● Instructions to follow
Search the entries below for "Thông", and copy each line where it appears.

[Dataset entries]
BEGIN

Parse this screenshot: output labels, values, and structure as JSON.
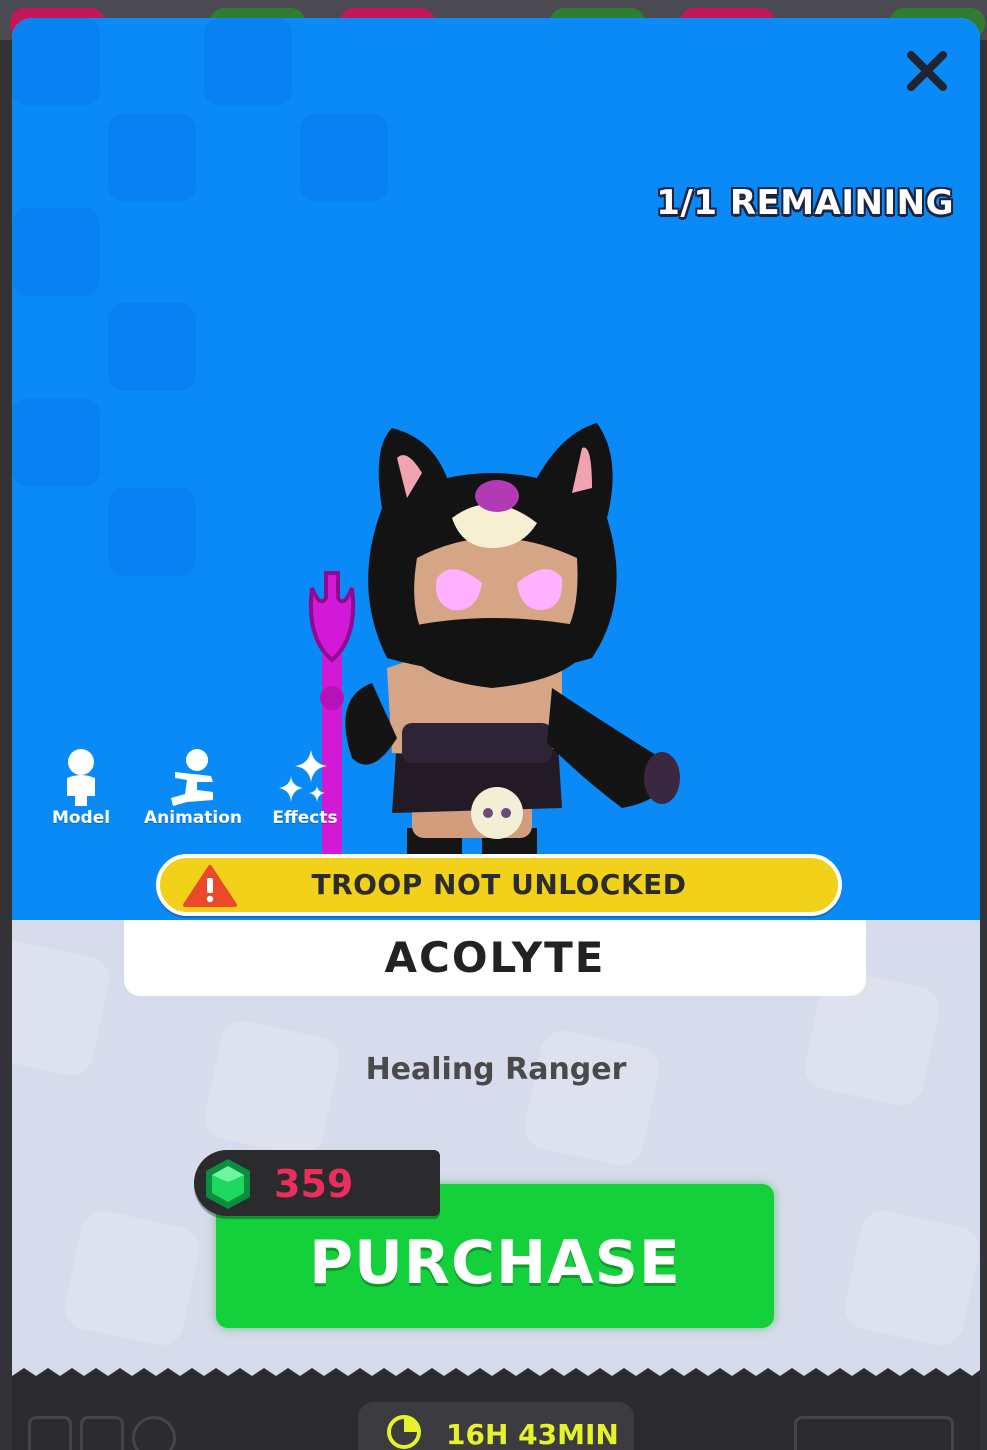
{
  "header": {
    "remaining": "1/1 REMAINING"
  },
  "view_tabs": [
    {
      "label": "Model",
      "icon": "person-icon"
    },
    {
      "label": "Animation",
      "icon": "pose-icon"
    },
    {
      "label": "Effects",
      "icon": "sparkle-icon"
    }
  ],
  "warning": {
    "text": "TROOP NOT UNLOCKED",
    "icon": "warning-triangle-icon"
  },
  "troop": {
    "name": "ACOLYTE",
    "role": "Healing Ranger"
  },
  "purchase": {
    "label": "PURCHASE",
    "price": "359",
    "currency_icon": "green-gem-icon"
  },
  "timer": {
    "text": "16H 43MIN",
    "icon": "clock-icon"
  },
  "colors": {
    "hero_bg": "#0a8af7",
    "warning": "#f1d11a",
    "purchase": "#14d03a",
    "price": "#ea2f5d",
    "timer_text": "#e6f22a"
  }
}
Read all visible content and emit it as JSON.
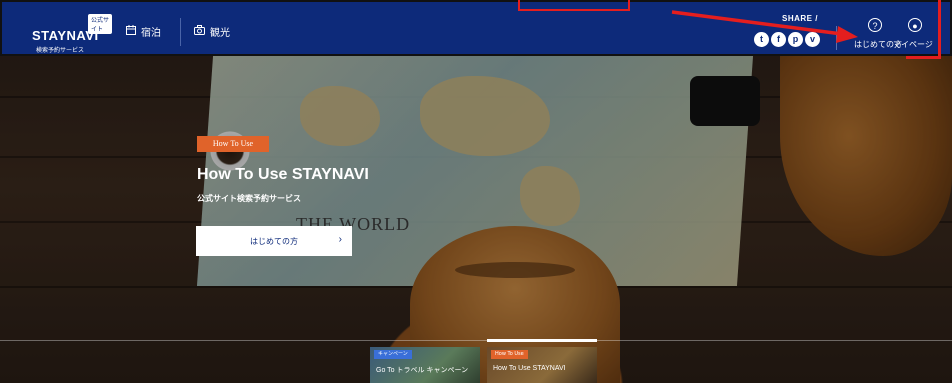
{
  "header": {
    "logo_main": "STAYNAVI",
    "logo_badge": "公式サイト",
    "logo_sub": "検索予約サービス",
    "nav": [
      {
        "label": "宿泊",
        "icon": "calendar-icon"
      },
      {
        "label": "観光",
        "icon": "camera-icon"
      }
    ],
    "share_label": "SHARE /",
    "social": [
      {
        "icon": "twitter-icon",
        "glyph": "t"
      },
      {
        "icon": "facebook-icon",
        "glyph": "f"
      },
      {
        "icon": "pinterest-icon",
        "glyph": "p"
      },
      {
        "icon": "pocket-icon",
        "glyph": "v"
      }
    ],
    "help_label": "はじめての方",
    "mypage_label": "マイページ"
  },
  "hero": {
    "tag": "How To Use",
    "title": "How To Use STAYNAVI",
    "subtitle": "公式サイト検索予約サービス",
    "button_label": "はじめての方",
    "button_chevron": "›",
    "map_text": "THE WORLD"
  },
  "thumbnails": [
    {
      "tag": "キャンペーン",
      "title": "Go To トラベル キャンペーン",
      "tag_color": "#3a6fd8",
      "active": false
    },
    {
      "tag": "How To Use",
      "title": "How To Use STAYNAVI",
      "tag_color": "#e0632a",
      "active": true
    }
  ],
  "colors": {
    "header_bg": "#0d2a7a",
    "accent_orange": "#e0632a",
    "annotation_red": "#e41e1e"
  }
}
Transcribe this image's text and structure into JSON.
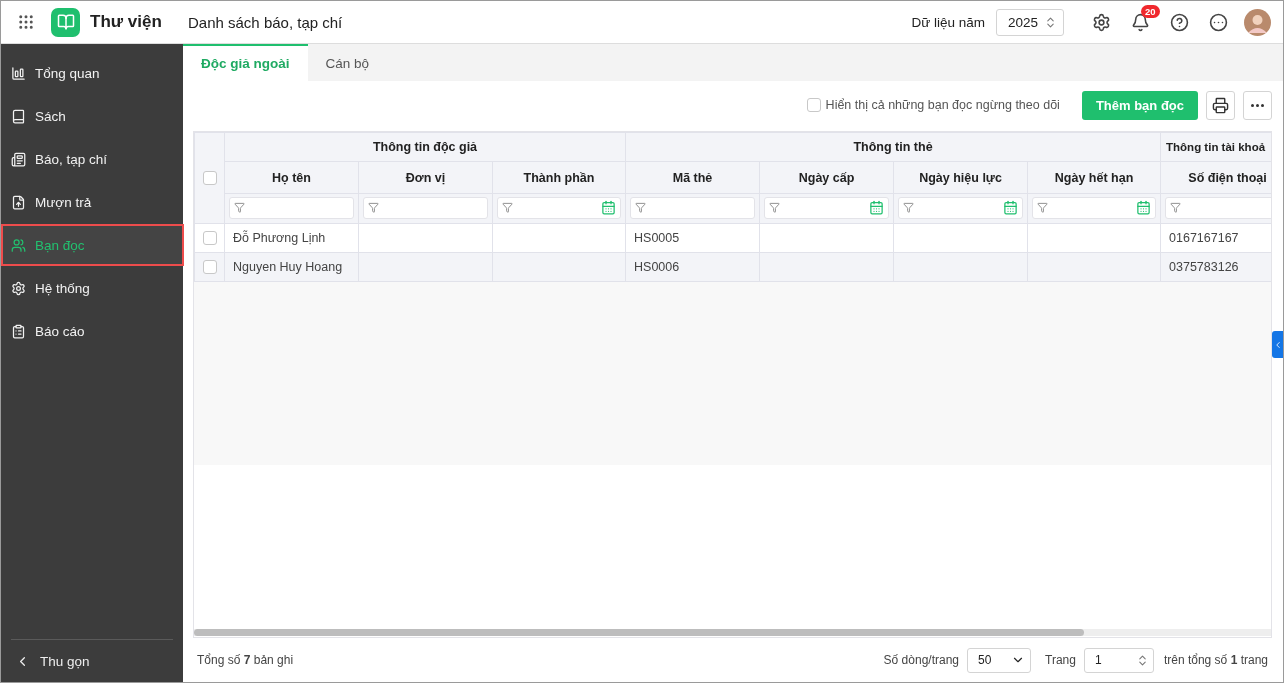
{
  "app": {
    "title": "Thư viện",
    "page_title": "Danh sách báo, tạp chí"
  },
  "topbar": {
    "year_label": "Dữ liệu năm",
    "year": "2025",
    "notifications": "20"
  },
  "sidebar": {
    "items": [
      {
        "label": "Tổng quan",
        "selected": false
      },
      {
        "label": "Sách",
        "selected": false
      },
      {
        "label": "Báo, tạp chí",
        "selected": false
      },
      {
        "label": "Mượn trả",
        "selected": false
      },
      {
        "label": "Bạn đọc",
        "selected": true
      },
      {
        "label": "Hệ thống",
        "selected": false
      },
      {
        "label": "Báo cáo",
        "selected": false
      }
    ],
    "collapse": "Thu gọn"
  },
  "tabs": [
    {
      "label": "Độc giả ngoài",
      "selected": true
    },
    {
      "label": "Cán bộ",
      "selected": false
    }
  ],
  "toolbar": {
    "show_inactive": {
      "label": "Hiển thị cả những bạn đọc ngừng theo dõi",
      "checked": false
    },
    "add_button": "Thêm bạn đọc"
  },
  "table": {
    "groups": [
      {
        "label": "Thông tin độc giả",
        "columns": [
          {
            "label": "Họ tên",
            "kind": "text"
          },
          {
            "label": "Đơn vị",
            "kind": "text"
          },
          {
            "label": "Thành phần",
            "kind": "date"
          }
        ]
      },
      {
        "label": "Thông tin thẻ",
        "columns": [
          {
            "label": "Mã thẻ",
            "kind": "text"
          },
          {
            "label": "Ngày cấp",
            "kind": "date"
          },
          {
            "label": "Ngày hiệu lực",
            "kind": "date"
          },
          {
            "label": "Ngày hết hạn",
            "kind": "date"
          }
        ]
      },
      {
        "label": "Thông tin tài khoả",
        "columns": [
          {
            "label": "Số điện thoại",
            "kind": "text"
          }
        ]
      }
    ],
    "select_all_checked": false,
    "rows": [
      {
        "checked": false,
        "cells": [
          "Đỗ Phương Lịnh",
          null,
          null,
          "HS0005",
          null,
          null,
          null,
          "0167167167"
        ]
      },
      {
        "checked": false,
        "cells": [
          "Nguyen Huy Hoang",
          null,
          null,
          "HS0006",
          null,
          null,
          null,
          "0375783126"
        ]
      }
    ]
  },
  "footer": {
    "total": "Tổng số **7** bản ghi",
    "page_size_label": "Số dòng/trang",
    "page_size": "50",
    "page_label": "Trang",
    "page": "1",
    "page_total": "trên tổng số **1** trang"
  }
}
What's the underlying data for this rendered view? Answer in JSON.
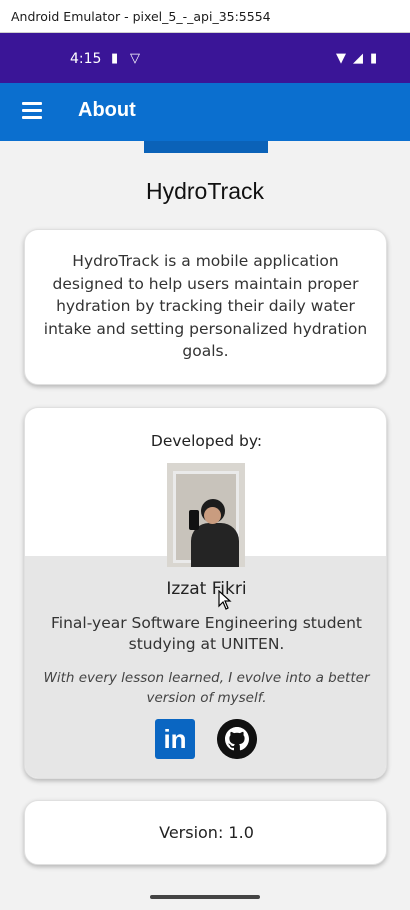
{
  "emulator": {
    "title": "Android Emulator - pixel_5_-_api_35:5554"
  },
  "status_bar": {
    "time": "4:15",
    "bg_color": "#3a1597"
  },
  "app_bar": {
    "title": "About",
    "bg_color": "#0b6fcf"
  },
  "app": {
    "name": "HydroTrack"
  },
  "description": {
    "text": "HydroTrack is a mobile application designed to help users maintain proper hydration by tracking their daily water intake and setting personalized hydration goals."
  },
  "developer": {
    "heading": "Developed by:",
    "name": "Izzat Fikri",
    "role": "Final-year Software Engineering student studying at UNITEN.",
    "quote": "With every lesson learned, I evolve into a better version of myself.",
    "links": [
      {
        "icon": "linkedin-icon",
        "label": "in"
      },
      {
        "icon": "github-icon"
      }
    ]
  },
  "version": {
    "text": "Version: 1.0"
  }
}
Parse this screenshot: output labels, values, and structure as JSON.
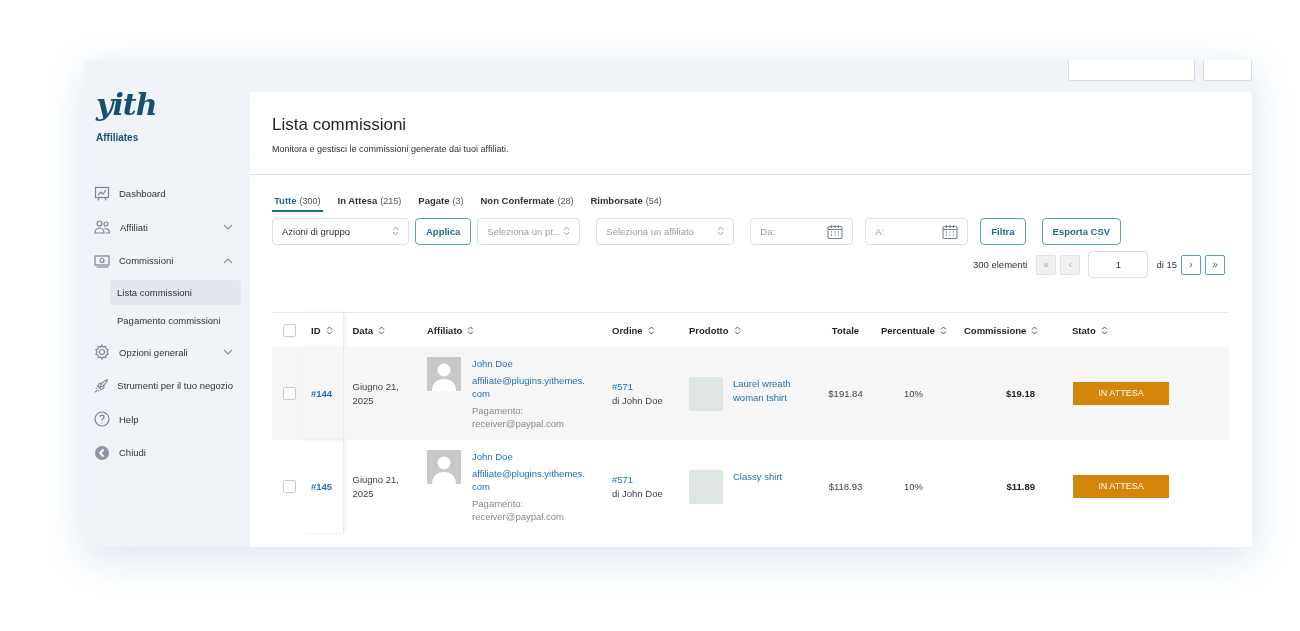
{
  "sidebar": {
    "logo": "yith",
    "product": "Affiliates",
    "items": [
      {
        "label": "Dashboard"
      },
      {
        "label": "Affiliati",
        "expanded": false
      },
      {
        "label": "Commissioni",
        "expanded": true,
        "children": [
          {
            "label": "Lista commissioni",
            "selected": true
          },
          {
            "label": "Pagamento commissioni",
            "selected": false
          }
        ]
      },
      {
        "label": "Opzioni generali",
        "expanded": false
      },
      {
        "label": "Strumenti per il tuo negozio"
      },
      {
        "label": "Help"
      },
      {
        "label": "Chiudi"
      }
    ]
  },
  "header": {
    "title": "Lista commissioni",
    "description": "Monitora e gestisci le commissioni generate dai tuoi affiliati."
  },
  "tabs": [
    {
      "label": "Tutte",
      "count": "(300)",
      "selected": true
    },
    {
      "label": "In Attesa",
      "count": "(215)",
      "selected": false
    },
    {
      "label": "Pagate",
      "count": "(3)",
      "selected": false
    },
    {
      "label": "Non Confermate",
      "count": "(28)",
      "selected": false
    },
    {
      "label": "Rimborsate",
      "count": "(54)",
      "selected": false
    }
  ],
  "filters": {
    "bulk_actions": {
      "value": "Azioni di gruppo"
    },
    "apply_button": "Applica",
    "product_select": {
      "placeholder": "Seleziona un pr..."
    },
    "affiliate_select": {
      "placeholder": "Seleziona un affiliato"
    },
    "date_from": {
      "placeholder": "Da:"
    },
    "date_to": {
      "placeholder": "A:"
    },
    "filter_button": "Filtra",
    "export_button": "Esporta CSV"
  },
  "pagination": {
    "total": "300 elementi",
    "first": {
      "label": "«",
      "disabled": true
    },
    "prev": {
      "label": "‹",
      "disabled": true
    },
    "page": "1",
    "of": "di 15",
    "next": {
      "label": "›",
      "disabled": false
    },
    "last": {
      "label": "»",
      "disabled": false
    }
  },
  "table": {
    "select_all": {
      "checked": false
    },
    "columns": [
      {
        "label": "ID",
        "sortable": true
      },
      {
        "label": "Data",
        "sortable": true
      },
      {
        "label": "Affiliato",
        "sortable": true
      },
      {
        "label": "Ordine",
        "sortable": true
      },
      {
        "label": "Prodotto",
        "sortable": true
      },
      {
        "label": "Totale",
        "sortable": false
      },
      {
        "label": "Percentuale",
        "sortable": true
      },
      {
        "label": "Commissione",
        "sortable": true
      },
      {
        "label": "Stato",
        "sortable": true
      }
    ],
    "rows": [
      {
        "checked": false,
        "id": "#144",
        "date": "Giugno 21, 2025",
        "affiliate": {
          "name": "John Doe",
          "email": "affiliate@plugins.yithemes.com",
          "payment": "Pagamento: receiver@paypal.com"
        },
        "order": {
          "number": "#571",
          "customer": "di John Doe"
        },
        "product": "Laurel wreath woman tshirt",
        "total": "$191.84",
        "percentage": "10%",
        "commission": "$19.18",
        "status": {
          "label": "IN ATTESA",
          "color": "#d4860b"
        }
      },
      {
        "checked": false,
        "id": "#145",
        "date": "Giugno 21, 2025",
        "affiliate": {
          "name": "John Doe",
          "email": "affiliate@plugins.yithemes.com",
          "payment": "Pagamento: receiver@paypal.com"
        },
        "order": {
          "number": "#571",
          "customer": "di John Doe"
        },
        "product": "Classy shirt",
        "total": "$118.93",
        "percentage": "10%",
        "commission": "$11.89",
        "status": {
          "label": "IN ATTESA",
          "color": "#d4860b"
        }
      }
    ]
  }
}
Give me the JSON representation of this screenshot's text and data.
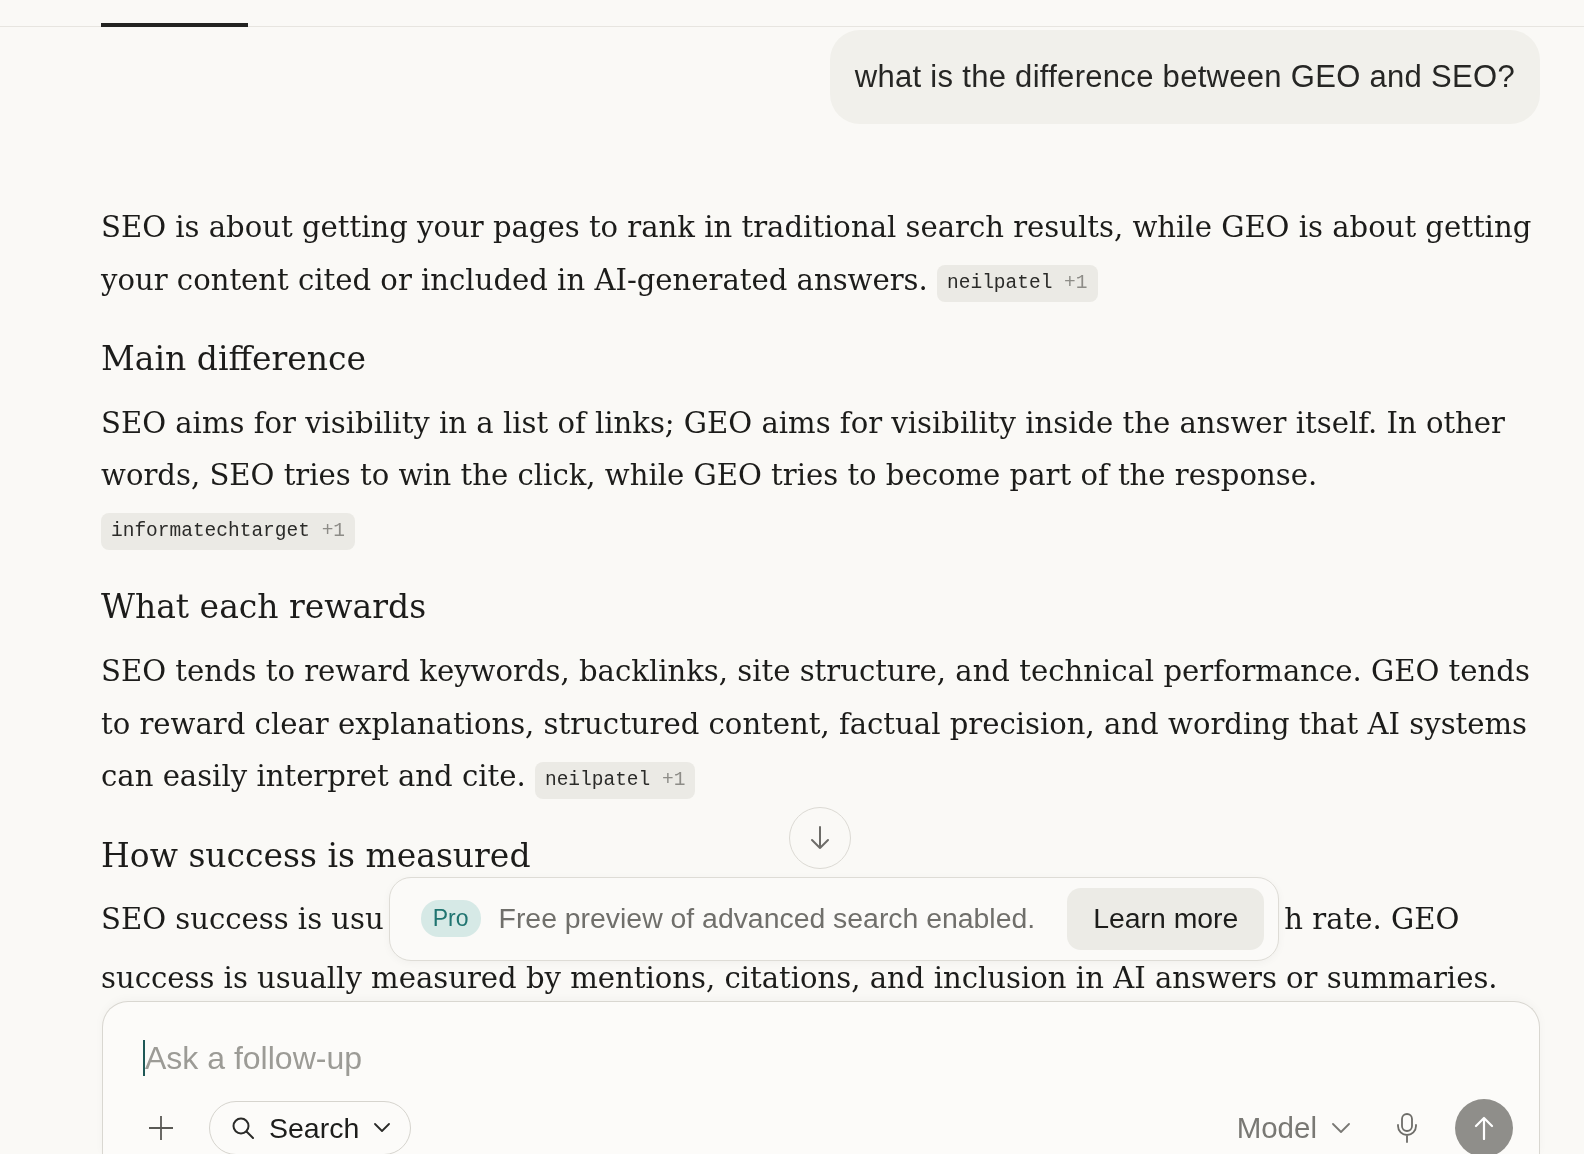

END

● Written solution
        "label": "Thông tin độc giả",
        "label": "Thông tin thẻ",
        "label": "Thông tin tài khoả",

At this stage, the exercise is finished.